Dataset content Block Start
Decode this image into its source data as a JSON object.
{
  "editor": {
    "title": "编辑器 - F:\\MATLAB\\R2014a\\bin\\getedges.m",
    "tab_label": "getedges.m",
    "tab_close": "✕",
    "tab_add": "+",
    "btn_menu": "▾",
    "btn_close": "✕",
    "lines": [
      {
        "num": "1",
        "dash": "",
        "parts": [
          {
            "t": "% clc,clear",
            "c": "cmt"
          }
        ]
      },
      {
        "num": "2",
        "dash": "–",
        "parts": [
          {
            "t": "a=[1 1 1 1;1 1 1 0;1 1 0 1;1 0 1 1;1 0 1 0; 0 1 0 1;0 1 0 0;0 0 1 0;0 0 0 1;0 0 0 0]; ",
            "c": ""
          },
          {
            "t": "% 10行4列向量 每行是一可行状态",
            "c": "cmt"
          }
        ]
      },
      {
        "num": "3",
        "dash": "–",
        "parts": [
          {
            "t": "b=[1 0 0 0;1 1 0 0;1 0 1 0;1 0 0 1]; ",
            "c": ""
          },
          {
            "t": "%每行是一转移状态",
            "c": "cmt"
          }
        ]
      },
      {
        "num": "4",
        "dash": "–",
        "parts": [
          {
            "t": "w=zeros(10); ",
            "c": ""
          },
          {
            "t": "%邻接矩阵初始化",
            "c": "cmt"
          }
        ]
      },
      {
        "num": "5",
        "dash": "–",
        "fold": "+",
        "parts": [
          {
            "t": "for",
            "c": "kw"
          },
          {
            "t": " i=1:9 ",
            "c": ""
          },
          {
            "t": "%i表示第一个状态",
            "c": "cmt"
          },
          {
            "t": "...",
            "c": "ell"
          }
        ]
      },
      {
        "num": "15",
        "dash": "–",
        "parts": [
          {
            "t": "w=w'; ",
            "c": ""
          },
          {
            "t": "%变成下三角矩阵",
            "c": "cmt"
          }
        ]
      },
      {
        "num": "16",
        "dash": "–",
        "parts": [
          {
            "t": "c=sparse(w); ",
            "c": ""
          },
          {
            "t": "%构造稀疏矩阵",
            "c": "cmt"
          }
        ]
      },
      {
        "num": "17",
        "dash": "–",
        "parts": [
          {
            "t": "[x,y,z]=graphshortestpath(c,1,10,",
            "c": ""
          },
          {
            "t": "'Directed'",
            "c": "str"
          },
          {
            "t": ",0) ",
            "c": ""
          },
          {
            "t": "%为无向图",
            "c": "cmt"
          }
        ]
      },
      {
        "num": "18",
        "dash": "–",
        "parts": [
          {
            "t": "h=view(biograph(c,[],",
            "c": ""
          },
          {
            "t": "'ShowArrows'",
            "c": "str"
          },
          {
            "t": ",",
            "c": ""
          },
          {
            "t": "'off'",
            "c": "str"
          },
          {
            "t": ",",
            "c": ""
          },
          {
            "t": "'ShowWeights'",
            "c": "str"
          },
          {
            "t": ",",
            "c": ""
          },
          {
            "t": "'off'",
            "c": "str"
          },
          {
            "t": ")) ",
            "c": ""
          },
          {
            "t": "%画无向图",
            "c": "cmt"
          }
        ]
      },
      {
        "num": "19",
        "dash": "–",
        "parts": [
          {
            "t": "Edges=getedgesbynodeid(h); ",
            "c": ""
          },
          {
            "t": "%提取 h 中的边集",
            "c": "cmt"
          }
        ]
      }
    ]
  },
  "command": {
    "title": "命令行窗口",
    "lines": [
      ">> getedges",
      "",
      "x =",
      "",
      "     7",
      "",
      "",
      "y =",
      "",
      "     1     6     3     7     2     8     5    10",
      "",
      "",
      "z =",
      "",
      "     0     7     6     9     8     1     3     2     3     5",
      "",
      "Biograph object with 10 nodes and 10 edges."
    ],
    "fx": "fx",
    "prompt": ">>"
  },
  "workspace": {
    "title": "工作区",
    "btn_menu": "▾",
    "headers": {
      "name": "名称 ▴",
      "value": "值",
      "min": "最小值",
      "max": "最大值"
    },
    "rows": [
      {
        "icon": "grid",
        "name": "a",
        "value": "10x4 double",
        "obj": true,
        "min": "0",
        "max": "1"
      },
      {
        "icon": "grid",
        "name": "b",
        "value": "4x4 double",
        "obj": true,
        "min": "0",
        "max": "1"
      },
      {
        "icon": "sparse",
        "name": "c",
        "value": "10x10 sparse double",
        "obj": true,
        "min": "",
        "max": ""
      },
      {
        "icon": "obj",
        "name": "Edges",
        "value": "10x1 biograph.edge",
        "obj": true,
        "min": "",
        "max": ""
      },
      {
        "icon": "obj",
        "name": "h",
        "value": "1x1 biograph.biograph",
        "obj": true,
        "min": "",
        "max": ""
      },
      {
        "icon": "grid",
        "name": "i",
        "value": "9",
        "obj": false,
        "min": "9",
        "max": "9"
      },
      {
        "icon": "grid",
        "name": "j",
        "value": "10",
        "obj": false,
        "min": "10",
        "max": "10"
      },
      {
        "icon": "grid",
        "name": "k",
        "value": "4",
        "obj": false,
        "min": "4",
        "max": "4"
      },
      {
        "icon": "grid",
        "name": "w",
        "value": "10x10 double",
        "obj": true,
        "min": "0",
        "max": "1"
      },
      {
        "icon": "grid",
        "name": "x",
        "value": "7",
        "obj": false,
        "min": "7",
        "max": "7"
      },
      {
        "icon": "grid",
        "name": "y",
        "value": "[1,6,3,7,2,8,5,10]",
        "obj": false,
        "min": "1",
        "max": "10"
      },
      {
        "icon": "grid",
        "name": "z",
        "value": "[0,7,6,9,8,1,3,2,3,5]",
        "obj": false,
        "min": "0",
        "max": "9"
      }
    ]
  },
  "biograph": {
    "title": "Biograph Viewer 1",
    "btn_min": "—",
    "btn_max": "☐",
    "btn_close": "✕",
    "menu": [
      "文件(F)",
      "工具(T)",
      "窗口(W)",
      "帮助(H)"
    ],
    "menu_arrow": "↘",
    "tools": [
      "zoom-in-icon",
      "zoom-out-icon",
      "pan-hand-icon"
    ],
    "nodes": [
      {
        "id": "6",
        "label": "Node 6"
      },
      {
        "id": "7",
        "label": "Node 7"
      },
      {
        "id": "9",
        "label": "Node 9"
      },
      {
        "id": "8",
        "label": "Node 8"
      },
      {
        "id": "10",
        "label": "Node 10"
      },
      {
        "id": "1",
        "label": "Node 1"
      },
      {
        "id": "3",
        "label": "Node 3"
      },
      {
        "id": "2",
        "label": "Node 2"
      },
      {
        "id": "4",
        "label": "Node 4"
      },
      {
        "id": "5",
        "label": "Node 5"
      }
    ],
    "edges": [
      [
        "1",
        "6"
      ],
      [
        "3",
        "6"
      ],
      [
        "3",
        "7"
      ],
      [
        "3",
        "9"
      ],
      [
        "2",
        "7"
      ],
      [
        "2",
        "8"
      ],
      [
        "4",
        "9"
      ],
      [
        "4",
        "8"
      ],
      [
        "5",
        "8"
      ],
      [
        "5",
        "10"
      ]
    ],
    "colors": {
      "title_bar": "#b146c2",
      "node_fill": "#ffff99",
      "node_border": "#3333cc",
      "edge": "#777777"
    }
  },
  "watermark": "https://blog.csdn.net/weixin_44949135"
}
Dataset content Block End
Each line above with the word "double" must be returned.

- **Solution**:
        "value": "10x4 double",
        "value": "4x4 double",
        "value": "10x10 sparse double",
        "value": "10x10 double",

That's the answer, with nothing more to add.